Mentions: To mimic an actual separation process for capturing carbon in ZIF-8/glycol–mIm slurry, column breakthrough tests using two binary mixtures, CO2/N2 (zCO2=0.2065) and CO2/CH4 (zCO2=0.276), at 303.15 K were performed in a stainless bubbling column (Supplementary Fig. 8). For the CO2/N2 (zCO2=0.2065) mixture, N2 breakthrough occurred within 1 min, whereas CO2 breakthrough occurred after about 17 min for CO2/N2 (Fig. 4a and Supplementary Table 16). After the breakthrough of CO2, notably, the concentration of CO2 in the outlet gas still kept low for a long time; even after 6.7 h, the concentration of CO2 in the outlet gas was still less than half of the CO2 concentration in the feed gas. Similar results were obtained for CO2/CH4 (Fig. 4b and Supplementary Table 17). It should be noted that the slurry used for CO2/N2 was regenerated by purging with Helium at 318.15 K and atmospheric pressure, and then used for CO2/CH4. As the height of slurry in the column is only 1.31 m, the contact time of gas bubbles with slurry is very short. That suggests that this simple bubbling operation gives a high ab(d)sorption rate as most of CO2 in the inlet gas can be removed despite the short contacting time.


A hybrid absorption-adsorption method to efficiently capture carbon.

Liu H, Liu B, Lin LC, Chen G, Wu Y, Wang J, Gao X, Lv Y, Pan Y, Zhang X, Zhang X, Yang L, Sun C, Smit B, Wang W - Nat Commun (2014)

Breakthrough experiment.(a) Bubble column breakthrough experiment for a CO2/N2 gas mixture (z1=0.2065) (303.15 K, 1 bar) carried out in ZIF-8/glycol–mIm slurry, (b) Column breakthrough experiments for a CO2/CH4 gas mixture (z1=0.276) (303.15 K, 1 bar) carried out in both ZIF-8/glycol–mIm slurry and pure water. The x axis is the time of the breakthrough experiment, the left y axis represents the concentration of gas components in outlet gas.
© Copyright Policy - open-access
Related In: Results  -  Collection

License
Show All Figures
getmorefigures.php?uid=PMC4214418&req=5

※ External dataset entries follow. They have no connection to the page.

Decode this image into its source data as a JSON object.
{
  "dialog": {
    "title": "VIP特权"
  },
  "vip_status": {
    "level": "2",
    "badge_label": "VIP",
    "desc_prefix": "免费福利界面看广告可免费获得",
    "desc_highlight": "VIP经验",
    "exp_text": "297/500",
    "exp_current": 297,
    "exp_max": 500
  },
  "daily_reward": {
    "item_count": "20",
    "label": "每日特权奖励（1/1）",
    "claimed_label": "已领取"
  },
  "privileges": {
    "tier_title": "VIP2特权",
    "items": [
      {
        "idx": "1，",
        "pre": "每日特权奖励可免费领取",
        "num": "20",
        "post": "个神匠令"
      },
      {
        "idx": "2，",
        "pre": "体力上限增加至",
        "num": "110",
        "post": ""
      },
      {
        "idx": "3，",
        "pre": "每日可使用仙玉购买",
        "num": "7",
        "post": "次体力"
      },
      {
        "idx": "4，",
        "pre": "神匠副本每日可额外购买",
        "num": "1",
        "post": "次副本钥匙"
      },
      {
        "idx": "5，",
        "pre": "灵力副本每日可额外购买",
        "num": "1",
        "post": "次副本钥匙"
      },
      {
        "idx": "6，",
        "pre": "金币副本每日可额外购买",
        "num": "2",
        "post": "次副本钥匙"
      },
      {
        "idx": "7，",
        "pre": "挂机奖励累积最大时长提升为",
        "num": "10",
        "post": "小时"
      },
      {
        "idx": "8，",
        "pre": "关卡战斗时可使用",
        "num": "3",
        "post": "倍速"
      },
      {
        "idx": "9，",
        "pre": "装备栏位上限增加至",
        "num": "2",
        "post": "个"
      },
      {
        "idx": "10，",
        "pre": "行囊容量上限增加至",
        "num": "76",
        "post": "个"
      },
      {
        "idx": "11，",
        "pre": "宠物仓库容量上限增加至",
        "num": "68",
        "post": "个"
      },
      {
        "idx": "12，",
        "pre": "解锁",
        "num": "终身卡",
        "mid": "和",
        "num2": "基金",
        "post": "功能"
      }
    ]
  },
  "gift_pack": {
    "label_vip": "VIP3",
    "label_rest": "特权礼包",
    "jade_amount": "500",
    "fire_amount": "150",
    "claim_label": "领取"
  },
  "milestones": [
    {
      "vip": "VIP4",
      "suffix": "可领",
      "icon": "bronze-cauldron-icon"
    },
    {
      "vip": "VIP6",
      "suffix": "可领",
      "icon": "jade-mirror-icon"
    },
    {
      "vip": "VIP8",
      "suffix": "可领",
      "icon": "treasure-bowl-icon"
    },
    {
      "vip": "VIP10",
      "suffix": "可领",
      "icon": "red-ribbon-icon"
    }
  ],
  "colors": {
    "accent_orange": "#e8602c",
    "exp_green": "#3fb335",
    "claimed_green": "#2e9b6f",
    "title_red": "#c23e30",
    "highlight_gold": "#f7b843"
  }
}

f4: Breakthrough experiment.(a) Bubble column breakthrough experiment for a CO2/N2 gas mixture (z1=0.2065) (303.15 K, 1 bar) carried out in ZIF-8/glycol–mIm slurry, (b) Column breakthrough experiments for a CO2/CH4 gas mixture (z1=0.276) (303.15 K, 1 bar) carried out in both ZIF-8/glycol–mIm slurry and pure water. The x axis is the time of the breakthrough experiment, the left y axis represents the concentration of gas components in outlet gas.
Mentions: To mimic an actual separation process for capturing carbon in ZIF-8/glycol–mIm slurry, column breakthrough tests using two binary mixtures, CO2/N2 (zCO2=0.2065) and CO2/CH4 (zCO2=0.276), at 303.15 K were performed in a stainless bubbling column (Supplementary Fig. 8). For the CO2/N2 (zCO2=0.2065) mixture, N2 breakthrough occurred within 1 min, whereas CO2 breakthrough occurred after about 17 min for CO2/N2 (Fig. 4a and Supplementary Table 16). After the breakthrough of CO2, notably, the concentration of CO2 in the outlet gas still kept low for a long time; even after 6.7 h, the concentration of CO2 in the outlet gas was still less than half of the CO2 concentration in the feed gas. Similar results were obtained for CO2/CH4 (Fig. 4b and Supplementary Table 17). It should be noted that the slurry used for CO2/N2 was regenerated by purging with Helium at 318.15 K and atmospheric pressure, and then used for CO2/CH4. As the height of slurry in the column is only 1.31 m, the contact time of gas bubbles with slurry is very short. That suggests that this simple bubbling operation gives a high ab(d)sorption rate as most of CO2 in the inlet gas can be removed despite the short contacting time.

Bottom Line: We show that this approach may give a more efficient technology to capture carbon dioxide compared to conventional technologies.Most importantly, the sorption enthalpy is only -29 kJ mol(-1), indicating that significantly less energy is required for sorbent regeneration.In addition, from a technological point of view, unlike solid adsorbents slurries can flow and be pumped.

View Article: PubMed Central - PubMed

Affiliation: State Key Laboratory of Heavy Oil Processing, China University of Petroleum, Beijing 102249, P. R. China.

ABSTRACT
Removal of carbon dioxide is an essential step in many energy-related processes. Here we report a novel slurry concept that combines specific advantages of metal-organic frameworks, ion liquids, amines and membranes by suspending zeolitic imidazolate framework-8 in glycol-2-methylimidazole solution. We show that this approach may give a more efficient technology to capture carbon dioxide compared to conventional technologies. The carbon dioxide sorption capacity of our slurry reaches 1.25 mol l(-1) at 1 bar and the selectivity of carbon dioxide/hydrogen, carbon dioxide/nitrogen and carbon dioxide/methane achieves 951, 394 and 144, respectively. We demonstrate that the slurry can efficiently remove carbon dioxide from gas mixtures at normal pressure/temperature through breakthrough experiments. Most importantly, the sorption enthalpy is only -29 kJ mol(-1), indicating that significantly less energy is required for sorbent regeneration. In addition, from a technological point of view, unlike solid adsorbents slurries can flow and be pumped. This allows us to use a continuous separation process with heat integration.

No MeSH data available.


Related in: MedlinePlus